Jeremy Riggs’ blog, Jezzers Jaw Jabberings, is subtitled "Pointless blatherings on anything and nothing — mainly nothing". Yet as a fellow London cyclist I find that his cycling posts — especially this one — are particularly erudite and so I thought I’d subject him to the same terrible 10 questions I’ve asked other cycling bloggers over the past six weeks or so…
How long have you been commuting by bicycle, and what made you decide to do
only just returned to
commuting by bike in the New Year. I’d wanted to give it a go for
ages but decided to start when the company I work for joined the
Government-backed Cycle-To-Work scheme. I used to ride to work when
living in Montserrat
in the Caribbean some years ago. Then I needed a mountain bike for the
as many of the roads were pretty rough and ready and steep. I still
my mountain bike and before signing up for the new bike made sure I
up the worst hills on the way to work.
One of the other incentives for
getting back on a bike was searching through the blogosphere and noticing how
many other people do it on a regular basis.
Can you give a brief description of your route? (ie. distance, terrain,
traffic conditions etc)
My journey is roughly 12 miles (if I
don’t get lost) and is all on road. There is a fair bit of traffic
throughout the journey, although mostly slow-moving building up when I go
through Peckham/Camberwell and also near London Bridge. I did use a cycle-track from Dulwich
through to Denmark Hill but have found an easier and quicker route.
What’s the best thing about commuting by bicycle?
The knowledge that whatever the
conditions and whatever the traffic then I will pretty well always take the
same time in; the adrenaline rush when you kick into a decent speed; the wind
in your hair; the sense of achievement; the inch off of my waist; no more being
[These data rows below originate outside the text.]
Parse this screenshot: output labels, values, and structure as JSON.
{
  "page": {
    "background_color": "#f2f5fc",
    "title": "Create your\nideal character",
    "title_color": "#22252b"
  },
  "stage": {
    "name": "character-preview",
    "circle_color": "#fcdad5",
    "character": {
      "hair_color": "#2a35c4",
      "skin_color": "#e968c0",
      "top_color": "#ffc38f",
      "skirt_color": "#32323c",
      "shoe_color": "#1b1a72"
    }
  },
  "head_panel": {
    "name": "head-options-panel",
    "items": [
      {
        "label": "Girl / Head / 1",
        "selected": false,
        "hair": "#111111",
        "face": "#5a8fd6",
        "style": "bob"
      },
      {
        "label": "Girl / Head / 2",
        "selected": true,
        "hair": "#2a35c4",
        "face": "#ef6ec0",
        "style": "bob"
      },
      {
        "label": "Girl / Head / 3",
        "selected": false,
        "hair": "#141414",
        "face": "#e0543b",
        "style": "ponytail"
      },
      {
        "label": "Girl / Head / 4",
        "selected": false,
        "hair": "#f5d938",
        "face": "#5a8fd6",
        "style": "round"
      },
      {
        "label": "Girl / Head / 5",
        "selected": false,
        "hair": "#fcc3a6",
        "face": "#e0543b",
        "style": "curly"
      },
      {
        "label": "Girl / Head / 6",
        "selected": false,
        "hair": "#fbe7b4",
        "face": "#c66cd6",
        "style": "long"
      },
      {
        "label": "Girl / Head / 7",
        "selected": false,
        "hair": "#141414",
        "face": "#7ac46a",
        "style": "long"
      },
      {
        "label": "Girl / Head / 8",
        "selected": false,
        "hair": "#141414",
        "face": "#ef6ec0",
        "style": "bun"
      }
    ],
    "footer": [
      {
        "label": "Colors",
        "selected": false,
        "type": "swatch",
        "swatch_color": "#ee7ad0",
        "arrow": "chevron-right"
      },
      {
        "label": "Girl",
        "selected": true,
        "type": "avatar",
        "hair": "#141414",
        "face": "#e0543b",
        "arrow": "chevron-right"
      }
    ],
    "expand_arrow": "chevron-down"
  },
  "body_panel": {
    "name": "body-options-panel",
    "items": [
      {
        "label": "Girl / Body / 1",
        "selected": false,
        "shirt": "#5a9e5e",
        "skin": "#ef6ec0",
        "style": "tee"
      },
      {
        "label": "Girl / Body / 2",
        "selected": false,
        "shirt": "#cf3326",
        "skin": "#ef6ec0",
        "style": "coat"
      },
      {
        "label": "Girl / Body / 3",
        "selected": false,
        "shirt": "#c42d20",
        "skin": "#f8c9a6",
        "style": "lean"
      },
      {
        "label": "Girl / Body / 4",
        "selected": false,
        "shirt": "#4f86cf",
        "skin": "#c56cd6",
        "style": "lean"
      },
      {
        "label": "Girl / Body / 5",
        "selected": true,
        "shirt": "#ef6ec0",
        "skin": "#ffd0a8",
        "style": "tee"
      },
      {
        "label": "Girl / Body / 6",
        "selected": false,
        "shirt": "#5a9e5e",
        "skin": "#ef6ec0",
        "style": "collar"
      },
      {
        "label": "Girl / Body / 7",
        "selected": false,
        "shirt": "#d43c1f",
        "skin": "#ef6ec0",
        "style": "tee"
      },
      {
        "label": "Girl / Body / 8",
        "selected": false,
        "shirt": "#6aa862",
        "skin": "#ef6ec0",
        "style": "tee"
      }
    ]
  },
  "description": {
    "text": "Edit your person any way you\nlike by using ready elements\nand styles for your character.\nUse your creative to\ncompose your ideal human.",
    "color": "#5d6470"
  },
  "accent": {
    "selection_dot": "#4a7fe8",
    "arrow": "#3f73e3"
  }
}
squashed into a train; no more buying train tickets.
And the worst?
Restricts the after work social life
a little –- though reducing the alcohol intake is no bad thing. Also
the ribbing from some colleagues about my ‘tights.’
What sort of bike do you ride?
I plumped for a hybrid –- a Genesis
Day 02 (2007) –- straight handlebars, 27 gears, light as a feather,
Shimano everything, and a few bits of Carbon-fibre here and there. She’s
What’s your favourite piece of cycling
I got a HelmetCam – a self-contained
waterproof videocamera that is attached to my handlebars and just looks like a front
light. It’s made by Oregon Scientific –- ATC2K. I mean to record each
journey and save it if there is any incident, although I normally forget to switch
it on! The batteries only last about 90 minutes and I haven’t bought a big
enough media card to record a whole journey.
Helmet or no helmet?
I wear a helmet but must admit that I
don’t think it will be the slightest bit of help if involved in any
serious accident; I would suggest that most people should wear one if
only to encourage kids to wear them. Surely technology will change and
then they will be more effective and those who have been used to wearing them
Cycle lane or no cycle lane?
I think that there should be more
cycle-lanes but I also believe that cyclists should not be pushed off the roads –-
we should have equal rights to motorised vehicles.
Are you a member of any cycling organisations/clubs? If so, which ones?
I’ve joined the LCC and may
join a local club if I start to ride more at the weekend. Although not an
organisation in any sense of the word, I have thought about attending the
Critical Mass on the last Friday of every month on the South Bank –-
mainly for the camaraderie and that I think cyclist don’t get a good deal
from the general public, government etc..
What would you say to convince someone who is considering commuting by
bicycle to get on board their bike?
Just get on the saddle and give it a go.
You’ll be really tired for the first week or so but you’ll be
liberated from the daily bus or train commute, you’ll sleep better and
know that you are having a positive impact –- the carbon footprint of a
bicycle must be very small. The traffic will be better than you imagine; most
drivers do give you a good berth and are considerate
Jeremy Riggs claims not to have got over the
shock of turning 40 (a few years ago) but is not letting age stop him from doing
anything. He works in IT and has lived near Croydon, in Greater London, for the past 10 years.
Before that he lived in Montserrat for about four years where the most dangerous
traffic encountered were the cows tied up by chains which stretched across the roads.
He once took part in an International Mountain Bike challenge and came second to
last out of a field of about 60 persons (the last was 12 year-old lad from Puerto Rico). His blog is at www.jeremyriggs.com